INSTRUCTIONS FOR THE TASK:
Pictures aside, output each record exactly.

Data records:
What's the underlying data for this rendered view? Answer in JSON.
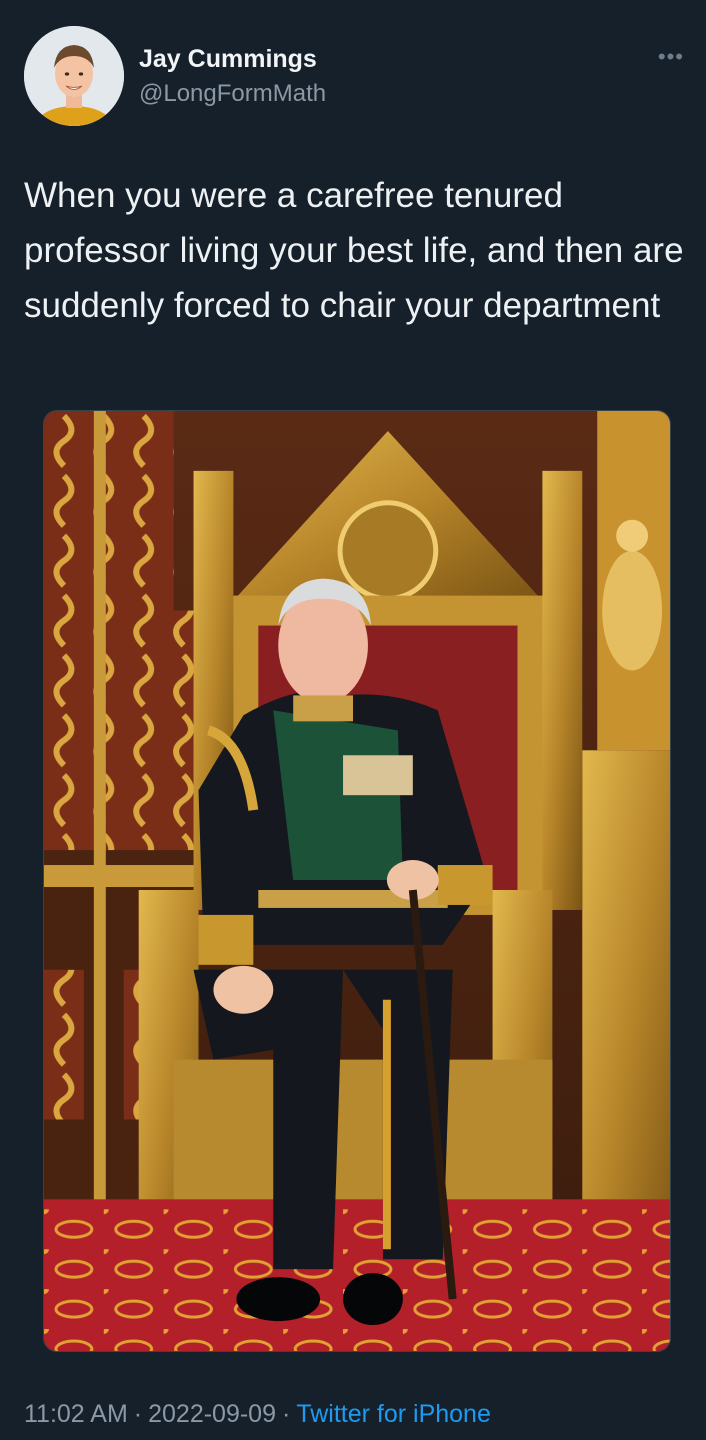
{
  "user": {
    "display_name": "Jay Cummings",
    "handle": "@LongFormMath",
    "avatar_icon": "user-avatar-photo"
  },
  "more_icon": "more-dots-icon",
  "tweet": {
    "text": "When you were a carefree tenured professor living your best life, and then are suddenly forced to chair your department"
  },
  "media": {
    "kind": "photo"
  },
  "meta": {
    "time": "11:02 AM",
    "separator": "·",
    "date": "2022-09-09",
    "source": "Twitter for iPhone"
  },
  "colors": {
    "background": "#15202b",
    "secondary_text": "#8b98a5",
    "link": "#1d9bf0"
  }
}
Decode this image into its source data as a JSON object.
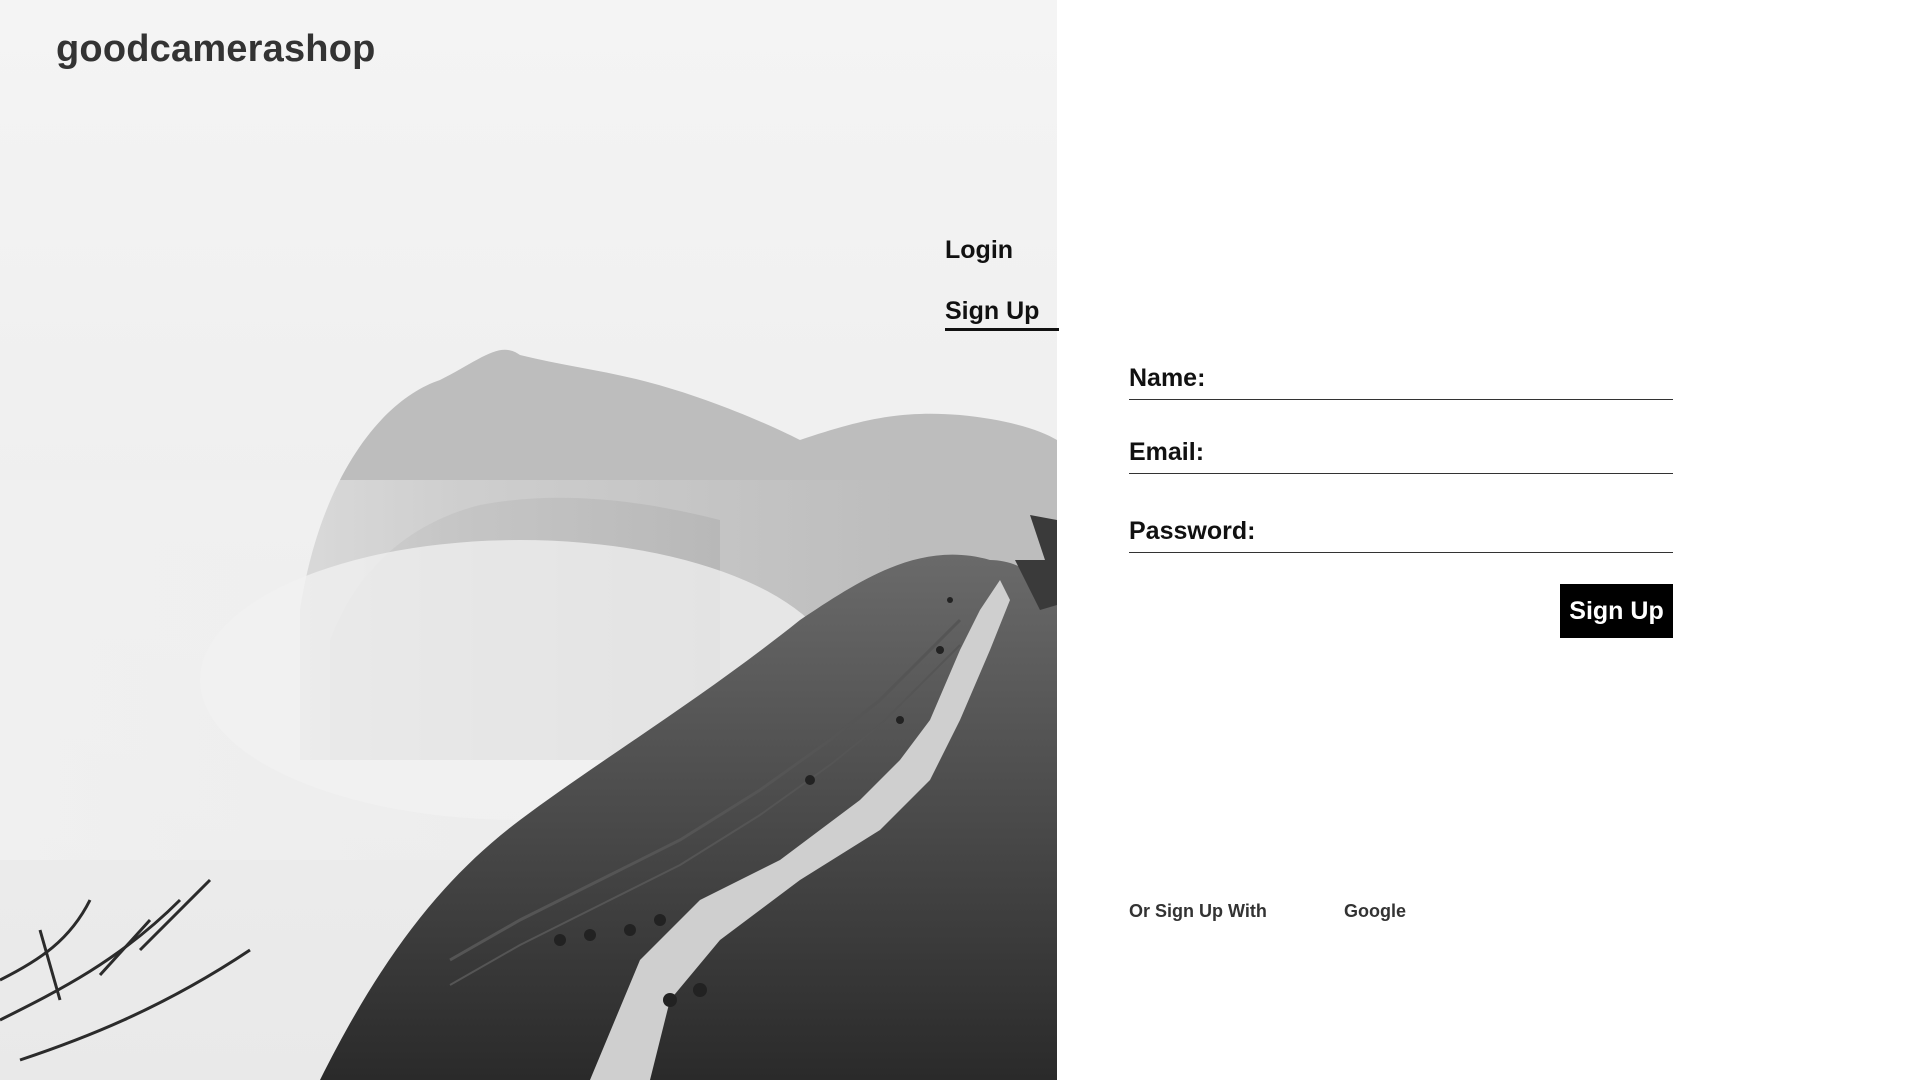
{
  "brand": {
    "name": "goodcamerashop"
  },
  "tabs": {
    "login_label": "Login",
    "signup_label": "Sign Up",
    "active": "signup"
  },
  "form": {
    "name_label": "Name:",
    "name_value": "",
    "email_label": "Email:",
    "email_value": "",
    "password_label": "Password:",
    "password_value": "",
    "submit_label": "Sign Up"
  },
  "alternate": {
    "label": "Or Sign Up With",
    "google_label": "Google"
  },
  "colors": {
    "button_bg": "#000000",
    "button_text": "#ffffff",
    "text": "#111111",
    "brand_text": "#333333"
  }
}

ANSWER TO THE EXERCISE:
What's the underlying data for this rendered view? Answer in JSON.
{
  "user": {
    "display_name": "Jay Cummings",
    "handle": "@LongFormMath",
    "avatar_icon": "user-avatar-photo"
  },
  "more_icon": "more-dots-icon",
  "tweet": {
    "text": "When you were a carefree tenured professor living your best life, and then are suddenly forced to chair your department"
  },
  "media": {
    "kind": "photo"
  },
  "meta": {
    "time": "11:02 AM",
    "separator": "·",
    "date": "2022-09-09",
    "source": "Twitter for iPhone"
  },
  "colors": {
    "background": "#15202b",
    "secondary_text": "#8b98a5",
    "link": "#1d9bf0"
  }
}
Decode this image into its source data as a JSON object.
{
  "brand": {
    "name": "goodcamerashop"
  },
  "tabs": {
    "login_label": "Login",
    "signup_label": "Sign Up",
    "active": "signup"
  },
  "form": {
    "name_label": "Name:",
    "name_value": "",
    "email_label": "Email:",
    "email_value": "",
    "password_label": "Password:",
    "password_value": "",
    "submit_label": "Sign Up"
  },
  "alternate": {
    "label": "Or Sign Up With",
    "google_label": "Google"
  },
  "colors": {
    "button_bg": "#000000",
    "button_text": "#ffffff",
    "text": "#111111",
    "brand_text": "#333333"
  }
}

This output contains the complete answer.